■ **Exercise directions**:
Each line of the data that mentions the string "content" needs to be identified and copied.

■ **Component data from apps and pages**:
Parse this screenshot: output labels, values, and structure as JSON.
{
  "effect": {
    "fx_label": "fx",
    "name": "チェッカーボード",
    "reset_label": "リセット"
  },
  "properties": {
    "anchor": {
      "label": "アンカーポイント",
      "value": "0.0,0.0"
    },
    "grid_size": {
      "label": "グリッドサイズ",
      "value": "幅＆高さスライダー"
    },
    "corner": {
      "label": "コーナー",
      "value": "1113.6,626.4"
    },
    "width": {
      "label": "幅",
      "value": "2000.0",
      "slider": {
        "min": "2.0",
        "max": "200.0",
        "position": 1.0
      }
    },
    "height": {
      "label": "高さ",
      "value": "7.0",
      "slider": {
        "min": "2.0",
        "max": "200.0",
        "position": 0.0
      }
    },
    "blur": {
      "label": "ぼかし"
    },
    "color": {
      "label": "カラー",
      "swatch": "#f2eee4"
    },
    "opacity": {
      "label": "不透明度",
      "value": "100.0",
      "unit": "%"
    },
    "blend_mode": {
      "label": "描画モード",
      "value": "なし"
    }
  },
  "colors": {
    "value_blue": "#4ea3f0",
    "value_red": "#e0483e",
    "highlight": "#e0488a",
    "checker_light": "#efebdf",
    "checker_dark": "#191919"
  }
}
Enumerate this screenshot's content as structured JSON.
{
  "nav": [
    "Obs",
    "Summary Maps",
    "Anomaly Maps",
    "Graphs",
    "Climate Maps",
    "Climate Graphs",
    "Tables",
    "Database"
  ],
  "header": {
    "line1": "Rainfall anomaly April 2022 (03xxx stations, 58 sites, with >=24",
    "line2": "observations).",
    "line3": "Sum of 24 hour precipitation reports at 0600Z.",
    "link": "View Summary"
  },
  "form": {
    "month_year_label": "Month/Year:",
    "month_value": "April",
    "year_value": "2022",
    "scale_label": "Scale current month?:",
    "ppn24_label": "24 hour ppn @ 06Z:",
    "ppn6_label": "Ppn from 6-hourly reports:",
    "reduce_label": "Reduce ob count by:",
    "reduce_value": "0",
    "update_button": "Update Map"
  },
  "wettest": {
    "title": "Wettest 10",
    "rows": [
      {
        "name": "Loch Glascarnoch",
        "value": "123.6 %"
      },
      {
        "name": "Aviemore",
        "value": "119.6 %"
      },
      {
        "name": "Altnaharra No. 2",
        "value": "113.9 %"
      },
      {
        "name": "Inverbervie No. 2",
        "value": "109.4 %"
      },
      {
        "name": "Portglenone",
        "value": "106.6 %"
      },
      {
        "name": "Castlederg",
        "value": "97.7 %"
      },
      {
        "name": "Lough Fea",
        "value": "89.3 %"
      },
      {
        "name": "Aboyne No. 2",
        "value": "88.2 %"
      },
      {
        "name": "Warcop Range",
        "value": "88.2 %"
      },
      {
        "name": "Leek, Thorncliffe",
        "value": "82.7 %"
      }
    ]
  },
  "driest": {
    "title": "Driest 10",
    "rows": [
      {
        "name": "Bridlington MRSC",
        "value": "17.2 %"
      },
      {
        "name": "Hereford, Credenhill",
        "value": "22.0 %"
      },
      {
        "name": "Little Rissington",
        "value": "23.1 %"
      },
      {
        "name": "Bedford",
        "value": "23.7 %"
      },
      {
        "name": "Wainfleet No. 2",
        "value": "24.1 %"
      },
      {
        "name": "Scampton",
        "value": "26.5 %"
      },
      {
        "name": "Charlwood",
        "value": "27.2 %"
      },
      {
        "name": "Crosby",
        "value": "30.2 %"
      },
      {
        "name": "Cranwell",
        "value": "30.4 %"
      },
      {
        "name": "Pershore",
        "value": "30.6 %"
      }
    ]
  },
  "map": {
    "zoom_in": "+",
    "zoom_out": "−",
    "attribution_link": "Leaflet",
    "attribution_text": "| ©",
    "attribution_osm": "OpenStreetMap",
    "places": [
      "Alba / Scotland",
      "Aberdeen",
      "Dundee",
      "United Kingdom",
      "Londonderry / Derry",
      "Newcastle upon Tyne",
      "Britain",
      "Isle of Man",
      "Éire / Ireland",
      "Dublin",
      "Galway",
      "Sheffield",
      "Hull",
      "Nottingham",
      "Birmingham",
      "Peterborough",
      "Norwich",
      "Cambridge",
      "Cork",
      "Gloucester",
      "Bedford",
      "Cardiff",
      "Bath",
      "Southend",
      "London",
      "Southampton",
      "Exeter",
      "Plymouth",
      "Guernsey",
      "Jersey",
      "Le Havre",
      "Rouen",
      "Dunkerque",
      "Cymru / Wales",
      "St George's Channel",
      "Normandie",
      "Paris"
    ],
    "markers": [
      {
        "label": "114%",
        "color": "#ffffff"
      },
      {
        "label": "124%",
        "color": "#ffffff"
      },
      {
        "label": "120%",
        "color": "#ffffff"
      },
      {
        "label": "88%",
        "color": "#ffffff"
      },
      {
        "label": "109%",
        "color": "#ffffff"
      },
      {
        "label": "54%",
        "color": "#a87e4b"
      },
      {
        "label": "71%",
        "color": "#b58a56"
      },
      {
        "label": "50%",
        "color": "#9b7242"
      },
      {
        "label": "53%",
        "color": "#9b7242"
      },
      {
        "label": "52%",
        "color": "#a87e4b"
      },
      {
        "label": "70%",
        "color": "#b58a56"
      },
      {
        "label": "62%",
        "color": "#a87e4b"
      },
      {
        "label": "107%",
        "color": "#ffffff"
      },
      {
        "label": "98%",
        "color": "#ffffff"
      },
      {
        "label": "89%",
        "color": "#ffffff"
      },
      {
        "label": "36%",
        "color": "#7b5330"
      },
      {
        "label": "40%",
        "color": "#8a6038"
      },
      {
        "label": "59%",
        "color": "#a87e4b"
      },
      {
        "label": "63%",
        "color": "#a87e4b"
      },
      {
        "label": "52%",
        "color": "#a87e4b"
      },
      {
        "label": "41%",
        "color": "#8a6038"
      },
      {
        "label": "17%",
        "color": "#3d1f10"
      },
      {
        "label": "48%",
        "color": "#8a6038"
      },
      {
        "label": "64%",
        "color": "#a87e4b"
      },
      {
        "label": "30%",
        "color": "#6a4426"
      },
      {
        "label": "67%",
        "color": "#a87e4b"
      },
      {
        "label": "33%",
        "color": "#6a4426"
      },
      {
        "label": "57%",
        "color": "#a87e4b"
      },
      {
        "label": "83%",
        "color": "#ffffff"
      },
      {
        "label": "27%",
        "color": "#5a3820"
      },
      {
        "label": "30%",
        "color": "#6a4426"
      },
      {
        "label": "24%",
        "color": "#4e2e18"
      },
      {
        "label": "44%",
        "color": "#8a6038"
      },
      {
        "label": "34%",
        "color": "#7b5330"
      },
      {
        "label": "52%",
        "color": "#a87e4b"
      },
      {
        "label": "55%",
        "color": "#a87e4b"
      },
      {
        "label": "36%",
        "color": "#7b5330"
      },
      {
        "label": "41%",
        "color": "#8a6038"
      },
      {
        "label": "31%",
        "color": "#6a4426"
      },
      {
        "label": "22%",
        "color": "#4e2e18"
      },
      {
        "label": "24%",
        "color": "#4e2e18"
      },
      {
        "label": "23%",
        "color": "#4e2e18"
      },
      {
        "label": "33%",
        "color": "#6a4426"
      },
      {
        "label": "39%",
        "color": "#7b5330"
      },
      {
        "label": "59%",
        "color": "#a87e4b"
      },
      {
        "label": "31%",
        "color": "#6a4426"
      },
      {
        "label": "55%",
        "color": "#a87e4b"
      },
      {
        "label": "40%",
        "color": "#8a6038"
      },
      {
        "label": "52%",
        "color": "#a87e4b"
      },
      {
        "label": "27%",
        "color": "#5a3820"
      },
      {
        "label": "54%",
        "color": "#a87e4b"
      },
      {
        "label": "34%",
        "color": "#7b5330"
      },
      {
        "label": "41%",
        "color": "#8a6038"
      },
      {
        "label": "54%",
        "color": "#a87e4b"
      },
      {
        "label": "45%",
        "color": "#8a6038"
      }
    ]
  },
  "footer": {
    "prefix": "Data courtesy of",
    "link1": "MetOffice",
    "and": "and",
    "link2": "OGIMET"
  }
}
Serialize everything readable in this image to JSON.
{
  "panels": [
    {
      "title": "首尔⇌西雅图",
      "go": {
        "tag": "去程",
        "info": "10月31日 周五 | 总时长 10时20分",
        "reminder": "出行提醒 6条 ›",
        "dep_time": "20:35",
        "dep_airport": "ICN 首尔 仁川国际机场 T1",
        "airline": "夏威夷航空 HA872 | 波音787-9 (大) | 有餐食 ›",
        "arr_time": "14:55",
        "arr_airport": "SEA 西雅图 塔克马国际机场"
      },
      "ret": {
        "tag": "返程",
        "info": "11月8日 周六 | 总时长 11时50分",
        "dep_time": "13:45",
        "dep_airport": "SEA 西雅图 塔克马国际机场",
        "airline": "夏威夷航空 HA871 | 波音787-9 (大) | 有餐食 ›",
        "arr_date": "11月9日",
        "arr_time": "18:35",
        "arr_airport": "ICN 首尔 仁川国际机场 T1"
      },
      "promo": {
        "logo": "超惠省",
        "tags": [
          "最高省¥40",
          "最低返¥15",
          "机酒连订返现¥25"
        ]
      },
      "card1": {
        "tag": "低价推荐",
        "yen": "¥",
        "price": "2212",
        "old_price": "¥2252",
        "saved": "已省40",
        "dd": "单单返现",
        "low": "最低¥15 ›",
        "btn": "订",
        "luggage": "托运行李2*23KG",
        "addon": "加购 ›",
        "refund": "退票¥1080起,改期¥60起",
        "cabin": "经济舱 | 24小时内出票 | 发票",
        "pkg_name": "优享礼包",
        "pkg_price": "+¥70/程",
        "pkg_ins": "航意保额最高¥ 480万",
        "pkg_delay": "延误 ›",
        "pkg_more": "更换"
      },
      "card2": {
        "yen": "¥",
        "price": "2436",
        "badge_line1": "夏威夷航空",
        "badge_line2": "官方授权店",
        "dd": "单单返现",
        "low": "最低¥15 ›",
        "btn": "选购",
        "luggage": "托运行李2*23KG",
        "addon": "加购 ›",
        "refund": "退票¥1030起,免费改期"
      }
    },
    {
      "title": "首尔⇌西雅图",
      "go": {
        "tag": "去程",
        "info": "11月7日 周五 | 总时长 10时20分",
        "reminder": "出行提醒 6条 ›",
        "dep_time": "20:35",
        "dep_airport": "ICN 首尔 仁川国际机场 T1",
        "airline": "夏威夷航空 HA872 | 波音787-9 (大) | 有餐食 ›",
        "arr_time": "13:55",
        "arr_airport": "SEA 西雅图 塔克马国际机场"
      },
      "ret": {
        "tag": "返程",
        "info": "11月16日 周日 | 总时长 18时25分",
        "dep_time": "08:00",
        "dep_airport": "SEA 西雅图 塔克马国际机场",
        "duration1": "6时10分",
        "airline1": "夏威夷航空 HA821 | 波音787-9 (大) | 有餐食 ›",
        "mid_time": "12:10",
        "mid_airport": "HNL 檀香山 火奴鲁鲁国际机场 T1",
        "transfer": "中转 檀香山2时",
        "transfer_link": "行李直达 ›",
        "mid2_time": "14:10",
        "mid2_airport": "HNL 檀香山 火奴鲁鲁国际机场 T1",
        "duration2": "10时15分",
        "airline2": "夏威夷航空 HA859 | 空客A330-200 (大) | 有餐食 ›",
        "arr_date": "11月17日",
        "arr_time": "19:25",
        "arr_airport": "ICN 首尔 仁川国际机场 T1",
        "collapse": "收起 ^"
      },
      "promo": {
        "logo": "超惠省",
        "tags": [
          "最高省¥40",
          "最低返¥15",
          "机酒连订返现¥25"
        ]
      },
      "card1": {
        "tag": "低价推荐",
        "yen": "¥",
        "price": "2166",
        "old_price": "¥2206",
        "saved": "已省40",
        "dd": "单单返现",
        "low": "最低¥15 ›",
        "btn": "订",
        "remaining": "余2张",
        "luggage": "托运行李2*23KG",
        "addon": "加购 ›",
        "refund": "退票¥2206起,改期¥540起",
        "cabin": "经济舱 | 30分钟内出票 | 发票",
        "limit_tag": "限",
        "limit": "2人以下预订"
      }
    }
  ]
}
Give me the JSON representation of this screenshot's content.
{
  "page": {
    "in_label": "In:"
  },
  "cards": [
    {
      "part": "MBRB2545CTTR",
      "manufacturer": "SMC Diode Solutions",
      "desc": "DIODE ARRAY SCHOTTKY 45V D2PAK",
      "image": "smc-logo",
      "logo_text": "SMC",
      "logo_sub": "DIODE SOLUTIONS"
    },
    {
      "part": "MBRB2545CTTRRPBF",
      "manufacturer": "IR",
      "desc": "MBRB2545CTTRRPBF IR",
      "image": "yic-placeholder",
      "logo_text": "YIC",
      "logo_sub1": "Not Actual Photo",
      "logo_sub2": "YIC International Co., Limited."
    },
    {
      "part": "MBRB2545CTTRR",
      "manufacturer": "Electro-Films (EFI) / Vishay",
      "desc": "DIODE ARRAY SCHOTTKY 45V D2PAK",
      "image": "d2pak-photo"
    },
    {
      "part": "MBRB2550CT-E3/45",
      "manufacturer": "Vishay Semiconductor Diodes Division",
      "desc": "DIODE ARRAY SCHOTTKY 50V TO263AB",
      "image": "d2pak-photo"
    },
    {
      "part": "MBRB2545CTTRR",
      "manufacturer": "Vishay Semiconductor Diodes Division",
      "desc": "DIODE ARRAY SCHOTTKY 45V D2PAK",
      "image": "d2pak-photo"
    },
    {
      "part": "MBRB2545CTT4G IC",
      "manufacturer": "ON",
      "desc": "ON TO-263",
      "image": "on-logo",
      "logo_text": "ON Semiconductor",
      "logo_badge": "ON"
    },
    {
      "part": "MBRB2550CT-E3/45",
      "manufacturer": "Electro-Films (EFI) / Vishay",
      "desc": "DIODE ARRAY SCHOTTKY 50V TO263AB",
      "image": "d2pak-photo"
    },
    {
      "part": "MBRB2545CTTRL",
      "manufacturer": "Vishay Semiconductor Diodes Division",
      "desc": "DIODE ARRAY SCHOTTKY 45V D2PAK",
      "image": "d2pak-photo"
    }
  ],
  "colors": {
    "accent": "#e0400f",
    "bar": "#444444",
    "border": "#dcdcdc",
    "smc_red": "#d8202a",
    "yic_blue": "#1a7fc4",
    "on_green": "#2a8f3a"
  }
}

■ **Task result**:
Enumerate this screenshot's content as structured JSON.
Give me the JSON representation of this screenshot's content.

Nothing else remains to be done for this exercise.